DATASET:
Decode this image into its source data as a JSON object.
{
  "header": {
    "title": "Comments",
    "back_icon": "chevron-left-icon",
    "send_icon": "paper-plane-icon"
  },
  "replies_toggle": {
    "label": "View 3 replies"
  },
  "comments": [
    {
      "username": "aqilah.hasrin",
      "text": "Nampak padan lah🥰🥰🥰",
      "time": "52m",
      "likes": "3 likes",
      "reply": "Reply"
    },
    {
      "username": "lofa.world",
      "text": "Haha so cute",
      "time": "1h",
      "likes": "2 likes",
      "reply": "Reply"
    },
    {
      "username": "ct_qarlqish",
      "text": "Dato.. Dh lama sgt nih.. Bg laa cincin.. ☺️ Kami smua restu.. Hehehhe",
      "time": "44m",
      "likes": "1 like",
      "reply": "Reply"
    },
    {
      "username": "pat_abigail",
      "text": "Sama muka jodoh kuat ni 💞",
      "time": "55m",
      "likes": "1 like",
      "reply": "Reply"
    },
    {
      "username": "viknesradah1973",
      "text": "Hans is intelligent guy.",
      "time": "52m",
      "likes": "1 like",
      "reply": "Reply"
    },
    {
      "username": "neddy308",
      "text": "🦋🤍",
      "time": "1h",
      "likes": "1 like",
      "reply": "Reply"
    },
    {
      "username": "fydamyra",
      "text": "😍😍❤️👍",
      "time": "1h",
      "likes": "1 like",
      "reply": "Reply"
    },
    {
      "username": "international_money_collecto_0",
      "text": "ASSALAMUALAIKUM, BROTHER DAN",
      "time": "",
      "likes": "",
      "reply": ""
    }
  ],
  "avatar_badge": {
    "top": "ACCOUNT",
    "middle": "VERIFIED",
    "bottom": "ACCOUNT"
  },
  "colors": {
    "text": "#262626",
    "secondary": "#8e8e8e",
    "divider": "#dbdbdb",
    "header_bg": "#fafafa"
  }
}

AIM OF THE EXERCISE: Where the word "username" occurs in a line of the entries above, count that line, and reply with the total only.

RESULT FOR THIS TASK: 8